Development in Finland

According to estimates by the Finnish Institute for Health and Welfare, deaths, disability pensions and sick leaves related to smoking as well as smoking breaks cause costs of 535,8–829,5 million euros, depending on the calculation method. Economic burden caused by smoking to society has been estimated to be about 1.3 billion euros every year.

The objective of the Tobacco Act is to end the use of tobacco and other nicotine products by 2030.

Finland is the only country in the world to set up this kind of aim in legislation.  The vision of tobacco-free Finland is feasible, as Finns hold a smoke-free living environment in high regard.

In 2023, the national working group to develop tobacco and nicotine policy, published its proposals how to achieve the Finnish endgame aim. In its report (pdf), the working group emphasizes that the implementation of the proposals is only an intermediate step in ending the use of tobacco and other nicotine products in Finland.  The further actions must be carried out every few years.

Every government until 2030 must investigate and evaluate how to achieve the endgame objective and propose the necessary further actions. The implementation of the actions must be included in every government program.

Achieving the Goal

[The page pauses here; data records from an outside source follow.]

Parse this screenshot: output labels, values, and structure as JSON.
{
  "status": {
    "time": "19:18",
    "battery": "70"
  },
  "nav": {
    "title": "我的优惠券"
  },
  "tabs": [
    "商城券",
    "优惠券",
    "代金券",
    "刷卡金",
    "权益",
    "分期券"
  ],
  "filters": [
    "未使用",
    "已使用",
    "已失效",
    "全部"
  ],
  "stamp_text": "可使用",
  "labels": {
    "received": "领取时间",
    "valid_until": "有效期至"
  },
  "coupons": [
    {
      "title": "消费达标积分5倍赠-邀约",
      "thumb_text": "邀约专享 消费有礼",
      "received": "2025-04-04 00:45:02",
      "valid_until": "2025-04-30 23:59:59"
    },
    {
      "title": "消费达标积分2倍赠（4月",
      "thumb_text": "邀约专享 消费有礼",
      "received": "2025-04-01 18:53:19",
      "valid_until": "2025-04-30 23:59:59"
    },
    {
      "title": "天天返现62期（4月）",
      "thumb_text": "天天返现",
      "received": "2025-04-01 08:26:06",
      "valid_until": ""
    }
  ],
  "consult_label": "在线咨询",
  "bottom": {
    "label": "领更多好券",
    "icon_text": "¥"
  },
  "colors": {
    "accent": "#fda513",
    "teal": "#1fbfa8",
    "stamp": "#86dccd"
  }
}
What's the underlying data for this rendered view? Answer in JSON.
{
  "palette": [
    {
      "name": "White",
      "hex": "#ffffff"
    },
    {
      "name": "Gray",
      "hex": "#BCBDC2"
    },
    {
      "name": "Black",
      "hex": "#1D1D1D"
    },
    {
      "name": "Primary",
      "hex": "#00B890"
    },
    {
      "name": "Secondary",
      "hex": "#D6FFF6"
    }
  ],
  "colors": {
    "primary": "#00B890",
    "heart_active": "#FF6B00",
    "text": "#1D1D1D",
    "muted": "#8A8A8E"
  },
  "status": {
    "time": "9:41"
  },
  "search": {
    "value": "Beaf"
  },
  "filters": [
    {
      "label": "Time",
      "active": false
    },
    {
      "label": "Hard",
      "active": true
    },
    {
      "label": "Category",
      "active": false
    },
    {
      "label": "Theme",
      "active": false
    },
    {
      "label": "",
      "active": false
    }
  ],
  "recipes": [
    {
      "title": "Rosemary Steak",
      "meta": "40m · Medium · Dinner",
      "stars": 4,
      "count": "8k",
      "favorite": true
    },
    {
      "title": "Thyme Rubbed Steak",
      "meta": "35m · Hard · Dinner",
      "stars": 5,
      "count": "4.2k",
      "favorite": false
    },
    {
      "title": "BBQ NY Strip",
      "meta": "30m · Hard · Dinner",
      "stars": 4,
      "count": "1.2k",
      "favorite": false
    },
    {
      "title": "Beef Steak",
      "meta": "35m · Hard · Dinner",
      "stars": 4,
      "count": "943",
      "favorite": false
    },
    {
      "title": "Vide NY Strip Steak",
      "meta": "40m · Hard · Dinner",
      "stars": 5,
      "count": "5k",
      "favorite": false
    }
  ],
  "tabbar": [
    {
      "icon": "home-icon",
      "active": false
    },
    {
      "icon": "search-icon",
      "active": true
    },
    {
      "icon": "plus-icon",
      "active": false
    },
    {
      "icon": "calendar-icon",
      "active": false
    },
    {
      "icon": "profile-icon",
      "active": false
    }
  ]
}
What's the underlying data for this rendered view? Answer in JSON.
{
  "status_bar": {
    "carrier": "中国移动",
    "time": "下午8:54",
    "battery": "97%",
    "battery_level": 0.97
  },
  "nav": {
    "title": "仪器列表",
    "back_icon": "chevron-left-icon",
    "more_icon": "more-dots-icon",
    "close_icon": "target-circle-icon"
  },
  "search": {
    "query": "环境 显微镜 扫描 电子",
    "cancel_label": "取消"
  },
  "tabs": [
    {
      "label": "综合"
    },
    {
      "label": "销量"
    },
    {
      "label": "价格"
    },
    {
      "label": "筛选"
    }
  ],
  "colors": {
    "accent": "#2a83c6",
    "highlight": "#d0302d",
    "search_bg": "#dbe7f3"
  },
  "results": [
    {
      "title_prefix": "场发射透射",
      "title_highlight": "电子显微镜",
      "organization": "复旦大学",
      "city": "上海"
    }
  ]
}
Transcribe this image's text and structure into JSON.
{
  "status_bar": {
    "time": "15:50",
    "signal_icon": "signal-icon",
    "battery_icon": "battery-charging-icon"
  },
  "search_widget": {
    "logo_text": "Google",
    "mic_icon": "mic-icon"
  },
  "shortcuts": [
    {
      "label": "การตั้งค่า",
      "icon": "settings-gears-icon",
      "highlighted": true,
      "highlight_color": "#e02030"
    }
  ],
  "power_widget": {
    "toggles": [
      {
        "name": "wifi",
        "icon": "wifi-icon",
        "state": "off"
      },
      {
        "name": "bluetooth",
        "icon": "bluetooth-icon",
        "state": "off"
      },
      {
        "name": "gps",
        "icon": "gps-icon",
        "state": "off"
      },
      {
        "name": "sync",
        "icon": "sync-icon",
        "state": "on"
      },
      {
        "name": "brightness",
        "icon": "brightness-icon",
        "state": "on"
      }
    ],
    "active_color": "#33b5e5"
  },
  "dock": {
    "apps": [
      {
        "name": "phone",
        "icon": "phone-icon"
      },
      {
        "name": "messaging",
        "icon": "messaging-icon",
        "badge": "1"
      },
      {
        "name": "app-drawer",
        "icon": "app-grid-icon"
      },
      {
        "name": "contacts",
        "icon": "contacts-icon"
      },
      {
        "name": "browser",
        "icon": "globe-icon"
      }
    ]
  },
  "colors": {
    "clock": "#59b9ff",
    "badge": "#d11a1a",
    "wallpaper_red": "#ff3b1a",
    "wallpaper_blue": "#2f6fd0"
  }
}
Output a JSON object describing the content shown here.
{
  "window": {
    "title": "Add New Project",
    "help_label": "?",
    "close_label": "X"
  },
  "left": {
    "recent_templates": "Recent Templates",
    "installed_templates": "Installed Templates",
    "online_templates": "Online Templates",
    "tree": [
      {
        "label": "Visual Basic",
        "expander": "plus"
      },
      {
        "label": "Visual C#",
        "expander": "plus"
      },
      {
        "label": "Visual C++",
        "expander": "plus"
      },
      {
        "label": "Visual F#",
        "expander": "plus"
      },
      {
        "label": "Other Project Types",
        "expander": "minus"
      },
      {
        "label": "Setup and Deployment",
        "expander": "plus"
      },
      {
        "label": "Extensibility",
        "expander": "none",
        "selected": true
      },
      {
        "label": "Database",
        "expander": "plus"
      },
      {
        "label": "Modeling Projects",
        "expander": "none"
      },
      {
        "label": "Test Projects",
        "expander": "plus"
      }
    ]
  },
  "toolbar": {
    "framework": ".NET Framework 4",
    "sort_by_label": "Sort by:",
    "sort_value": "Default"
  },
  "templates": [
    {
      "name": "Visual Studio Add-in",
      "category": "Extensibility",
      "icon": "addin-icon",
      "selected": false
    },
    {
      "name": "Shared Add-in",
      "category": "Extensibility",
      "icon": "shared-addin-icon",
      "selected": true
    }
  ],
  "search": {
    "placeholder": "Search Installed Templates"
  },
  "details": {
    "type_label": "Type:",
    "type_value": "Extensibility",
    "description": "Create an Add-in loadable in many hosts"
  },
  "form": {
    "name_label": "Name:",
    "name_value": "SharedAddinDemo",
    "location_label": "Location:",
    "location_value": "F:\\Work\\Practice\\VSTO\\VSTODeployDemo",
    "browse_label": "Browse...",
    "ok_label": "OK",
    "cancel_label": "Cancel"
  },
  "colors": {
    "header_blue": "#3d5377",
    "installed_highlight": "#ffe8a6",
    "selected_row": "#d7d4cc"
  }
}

According to a modelling study published by the National Institute for Health and Welfare in 2023, the current measures are not enough among adults aged 20-64 . Further efforts are needed to achieve the objective. Their forecast suggests that, at the current price development, women will reach the five percent target by the year 2038, while men will not achieve the goal by 2040. The gender difference is mainly due to the more common use of snus, Swedish smokeless tobacco, among men.

Increasing prices has been demonstrated as one of the most effective strategies for diminishing both smoking prevalence and the disparities in smoking rates across diverse demographic groups. If the rate of tobacco price escalation doubles in comparison to the present rate, projections indicate that the objectives outlined in the Tobacco Act could be attained for men by 2035 and for women by 2030.

Researchers highlight the necessity for additional interventions to prevent and diminish the initiation of tobacco and other nicotine product usage. They suggest various measures, including raising the minimum age for purchasing tobacco and nicotine products to 20 years and implementing steps to curtail the supply, such as a substantial reduction in the number of retail outlets.

More about the study: Yhteiskuntapolitiikka (2023): Saavutetaanko tupakkalain tavoite? Mallinnustutkimus aikuisväestössä.  (Will the objective of a tobacco and nicotine-free Finland by 2030 be achieved? A modelling study among the Finnish adult population, In Finnish only)

Another study  of 2019 explored stakeholders’ perceptions about the strengths, barriers, solutions and rationale for Finland’s comprehensive but conventional strategy to achieve its nicotine-free goal. The study:  Strategies and barriers to achieving the goal of Finland’s tobacco endgame  by David S Timberlake, Ulla Laitinen, Jaana M Kinnunen, and Arja H Rimpelä  was published in Tobacco Control in May 2019.